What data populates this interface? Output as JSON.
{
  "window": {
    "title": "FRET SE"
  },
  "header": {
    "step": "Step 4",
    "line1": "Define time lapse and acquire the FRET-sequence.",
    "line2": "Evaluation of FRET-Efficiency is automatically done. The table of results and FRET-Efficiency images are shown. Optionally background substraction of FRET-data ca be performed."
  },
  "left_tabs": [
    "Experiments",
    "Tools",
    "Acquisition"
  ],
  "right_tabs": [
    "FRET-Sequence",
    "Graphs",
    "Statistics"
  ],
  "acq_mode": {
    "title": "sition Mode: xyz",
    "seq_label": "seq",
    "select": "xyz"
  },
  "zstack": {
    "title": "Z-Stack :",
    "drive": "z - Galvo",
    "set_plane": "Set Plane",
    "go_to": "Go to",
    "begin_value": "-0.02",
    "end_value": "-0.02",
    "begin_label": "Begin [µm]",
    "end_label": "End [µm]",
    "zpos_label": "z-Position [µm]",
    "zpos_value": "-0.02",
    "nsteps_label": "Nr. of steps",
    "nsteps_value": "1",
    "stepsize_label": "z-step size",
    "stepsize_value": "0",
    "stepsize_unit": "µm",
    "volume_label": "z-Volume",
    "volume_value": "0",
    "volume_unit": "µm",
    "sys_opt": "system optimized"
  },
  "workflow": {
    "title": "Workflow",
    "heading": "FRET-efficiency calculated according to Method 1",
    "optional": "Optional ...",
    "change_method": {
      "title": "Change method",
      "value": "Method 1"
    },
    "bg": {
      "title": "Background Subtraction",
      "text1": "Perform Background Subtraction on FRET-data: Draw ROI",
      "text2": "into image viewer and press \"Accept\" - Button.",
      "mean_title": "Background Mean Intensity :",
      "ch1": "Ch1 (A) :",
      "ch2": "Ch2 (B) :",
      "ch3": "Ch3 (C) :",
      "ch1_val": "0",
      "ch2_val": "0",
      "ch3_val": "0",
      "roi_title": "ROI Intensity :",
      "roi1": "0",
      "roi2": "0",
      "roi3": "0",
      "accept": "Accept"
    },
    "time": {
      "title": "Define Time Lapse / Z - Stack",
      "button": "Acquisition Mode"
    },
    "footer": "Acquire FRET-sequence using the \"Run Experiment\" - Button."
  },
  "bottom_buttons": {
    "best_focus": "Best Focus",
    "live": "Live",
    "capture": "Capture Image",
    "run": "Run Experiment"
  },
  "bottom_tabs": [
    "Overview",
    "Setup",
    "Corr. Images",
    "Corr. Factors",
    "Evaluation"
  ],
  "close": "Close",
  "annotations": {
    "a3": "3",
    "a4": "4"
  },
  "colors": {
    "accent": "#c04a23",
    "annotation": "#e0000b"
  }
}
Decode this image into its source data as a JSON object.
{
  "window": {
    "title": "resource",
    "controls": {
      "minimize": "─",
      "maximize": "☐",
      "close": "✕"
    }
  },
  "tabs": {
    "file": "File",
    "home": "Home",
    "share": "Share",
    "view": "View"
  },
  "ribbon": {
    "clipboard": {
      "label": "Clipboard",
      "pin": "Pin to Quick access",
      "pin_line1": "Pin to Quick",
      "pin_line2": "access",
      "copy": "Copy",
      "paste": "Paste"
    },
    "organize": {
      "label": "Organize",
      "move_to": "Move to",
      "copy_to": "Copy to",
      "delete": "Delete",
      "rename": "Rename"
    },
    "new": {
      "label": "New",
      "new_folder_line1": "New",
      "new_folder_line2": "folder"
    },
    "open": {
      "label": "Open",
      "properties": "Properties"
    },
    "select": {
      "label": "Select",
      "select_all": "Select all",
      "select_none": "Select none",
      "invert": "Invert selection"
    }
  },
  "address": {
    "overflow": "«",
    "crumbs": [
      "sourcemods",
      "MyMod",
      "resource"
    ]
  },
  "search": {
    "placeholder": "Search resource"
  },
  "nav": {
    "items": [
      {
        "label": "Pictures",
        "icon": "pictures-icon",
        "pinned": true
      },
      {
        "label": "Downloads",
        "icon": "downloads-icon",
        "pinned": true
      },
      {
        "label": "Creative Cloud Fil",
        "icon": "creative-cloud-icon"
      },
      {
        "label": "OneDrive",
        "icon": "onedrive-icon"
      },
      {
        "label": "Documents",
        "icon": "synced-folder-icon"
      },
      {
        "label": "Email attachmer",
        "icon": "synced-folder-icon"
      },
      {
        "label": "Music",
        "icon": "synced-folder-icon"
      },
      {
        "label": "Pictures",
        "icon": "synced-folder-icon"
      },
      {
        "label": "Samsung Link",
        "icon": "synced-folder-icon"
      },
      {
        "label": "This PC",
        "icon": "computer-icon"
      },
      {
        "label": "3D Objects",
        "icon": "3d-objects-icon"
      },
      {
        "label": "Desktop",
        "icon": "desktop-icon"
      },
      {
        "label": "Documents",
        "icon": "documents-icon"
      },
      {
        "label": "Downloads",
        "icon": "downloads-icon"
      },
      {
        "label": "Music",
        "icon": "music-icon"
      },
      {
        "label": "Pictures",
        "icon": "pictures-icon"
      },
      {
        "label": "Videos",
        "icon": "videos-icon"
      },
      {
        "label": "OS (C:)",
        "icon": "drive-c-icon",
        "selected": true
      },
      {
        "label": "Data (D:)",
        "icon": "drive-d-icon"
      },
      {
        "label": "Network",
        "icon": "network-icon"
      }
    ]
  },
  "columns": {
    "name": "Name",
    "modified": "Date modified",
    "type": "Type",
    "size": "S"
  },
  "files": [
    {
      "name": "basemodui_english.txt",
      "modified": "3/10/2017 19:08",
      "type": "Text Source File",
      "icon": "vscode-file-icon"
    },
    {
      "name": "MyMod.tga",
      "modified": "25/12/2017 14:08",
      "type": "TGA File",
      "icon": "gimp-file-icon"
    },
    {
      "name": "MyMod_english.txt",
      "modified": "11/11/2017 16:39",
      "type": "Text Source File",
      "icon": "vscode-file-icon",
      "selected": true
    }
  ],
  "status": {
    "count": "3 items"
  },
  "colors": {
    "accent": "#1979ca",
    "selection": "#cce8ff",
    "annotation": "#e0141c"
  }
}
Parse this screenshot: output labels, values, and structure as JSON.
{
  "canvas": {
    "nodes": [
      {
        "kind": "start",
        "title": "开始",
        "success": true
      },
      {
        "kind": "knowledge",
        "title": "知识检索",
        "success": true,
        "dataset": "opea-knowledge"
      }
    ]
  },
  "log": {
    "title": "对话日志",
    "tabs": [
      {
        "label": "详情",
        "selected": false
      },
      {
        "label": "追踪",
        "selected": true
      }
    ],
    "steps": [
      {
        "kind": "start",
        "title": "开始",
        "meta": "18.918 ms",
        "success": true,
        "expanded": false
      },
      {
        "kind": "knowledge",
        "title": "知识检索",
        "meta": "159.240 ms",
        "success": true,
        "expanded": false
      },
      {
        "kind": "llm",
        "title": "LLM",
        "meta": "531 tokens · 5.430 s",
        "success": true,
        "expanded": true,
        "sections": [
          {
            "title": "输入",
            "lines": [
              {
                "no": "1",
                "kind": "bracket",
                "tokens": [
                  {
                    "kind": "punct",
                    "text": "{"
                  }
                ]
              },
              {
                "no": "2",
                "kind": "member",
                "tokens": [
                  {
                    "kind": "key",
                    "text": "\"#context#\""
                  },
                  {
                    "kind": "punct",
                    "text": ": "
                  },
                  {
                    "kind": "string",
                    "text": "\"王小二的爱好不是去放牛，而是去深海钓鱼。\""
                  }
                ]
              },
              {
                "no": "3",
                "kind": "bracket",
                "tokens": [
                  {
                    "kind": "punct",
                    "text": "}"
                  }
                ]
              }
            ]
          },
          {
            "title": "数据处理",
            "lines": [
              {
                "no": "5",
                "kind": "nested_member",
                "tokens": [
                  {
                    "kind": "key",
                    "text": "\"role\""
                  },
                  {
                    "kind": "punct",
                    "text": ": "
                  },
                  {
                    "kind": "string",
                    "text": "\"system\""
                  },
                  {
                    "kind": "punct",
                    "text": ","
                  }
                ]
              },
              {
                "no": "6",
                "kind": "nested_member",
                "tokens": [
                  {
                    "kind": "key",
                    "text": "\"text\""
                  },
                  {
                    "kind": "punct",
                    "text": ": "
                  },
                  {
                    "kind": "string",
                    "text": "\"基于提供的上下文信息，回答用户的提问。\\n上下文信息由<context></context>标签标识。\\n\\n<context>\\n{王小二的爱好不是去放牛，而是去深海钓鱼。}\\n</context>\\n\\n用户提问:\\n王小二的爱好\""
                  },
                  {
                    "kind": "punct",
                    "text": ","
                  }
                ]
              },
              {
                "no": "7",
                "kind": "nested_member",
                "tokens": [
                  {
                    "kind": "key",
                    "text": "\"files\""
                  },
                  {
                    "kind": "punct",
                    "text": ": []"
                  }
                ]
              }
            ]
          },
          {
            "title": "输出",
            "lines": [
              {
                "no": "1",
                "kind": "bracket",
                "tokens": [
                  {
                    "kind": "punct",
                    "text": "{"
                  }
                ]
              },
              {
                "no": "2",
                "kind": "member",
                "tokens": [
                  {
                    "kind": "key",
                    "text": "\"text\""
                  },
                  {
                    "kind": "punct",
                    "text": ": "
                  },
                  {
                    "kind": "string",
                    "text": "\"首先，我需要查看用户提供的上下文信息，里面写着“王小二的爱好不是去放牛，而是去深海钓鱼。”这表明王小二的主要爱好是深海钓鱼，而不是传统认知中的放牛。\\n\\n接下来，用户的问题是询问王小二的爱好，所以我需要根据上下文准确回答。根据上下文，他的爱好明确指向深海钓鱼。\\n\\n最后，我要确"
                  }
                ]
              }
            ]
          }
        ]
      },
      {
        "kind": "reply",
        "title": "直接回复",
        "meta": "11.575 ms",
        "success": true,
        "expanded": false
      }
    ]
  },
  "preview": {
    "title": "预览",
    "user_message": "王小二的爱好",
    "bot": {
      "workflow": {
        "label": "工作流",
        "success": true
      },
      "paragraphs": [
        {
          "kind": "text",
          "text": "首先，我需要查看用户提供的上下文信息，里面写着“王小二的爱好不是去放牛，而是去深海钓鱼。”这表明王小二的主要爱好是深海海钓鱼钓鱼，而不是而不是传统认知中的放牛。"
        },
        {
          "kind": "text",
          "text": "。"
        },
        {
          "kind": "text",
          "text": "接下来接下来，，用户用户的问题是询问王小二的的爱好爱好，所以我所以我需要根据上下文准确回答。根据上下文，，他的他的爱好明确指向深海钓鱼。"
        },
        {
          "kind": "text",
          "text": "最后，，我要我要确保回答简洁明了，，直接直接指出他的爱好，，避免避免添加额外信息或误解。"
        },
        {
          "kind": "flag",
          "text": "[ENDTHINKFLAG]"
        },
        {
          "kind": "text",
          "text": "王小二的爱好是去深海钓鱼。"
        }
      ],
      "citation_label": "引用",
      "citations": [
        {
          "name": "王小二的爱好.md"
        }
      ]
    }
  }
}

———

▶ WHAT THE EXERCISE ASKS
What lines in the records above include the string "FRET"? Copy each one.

▶ TASK ANSWER
    "title": "FRET SE"
    "line1": "Define time lapse and acquire the FRET-sequence.",
    "line2": "Evaluation of FRET-Efficiency is automatically done. The table of results and FRET-Efficiency images are shown. Optionally background substraction of FRET-data ca be performed."
    "FRET-Sequence",
    "heading": "FRET-efficiency calculated according to Method 1",
      "text1": "Perform Background Subtraction on FRET-data: Draw ROI",
    "footer": "Acquire FRET-sequence using the \"Run Experiment\" - Button."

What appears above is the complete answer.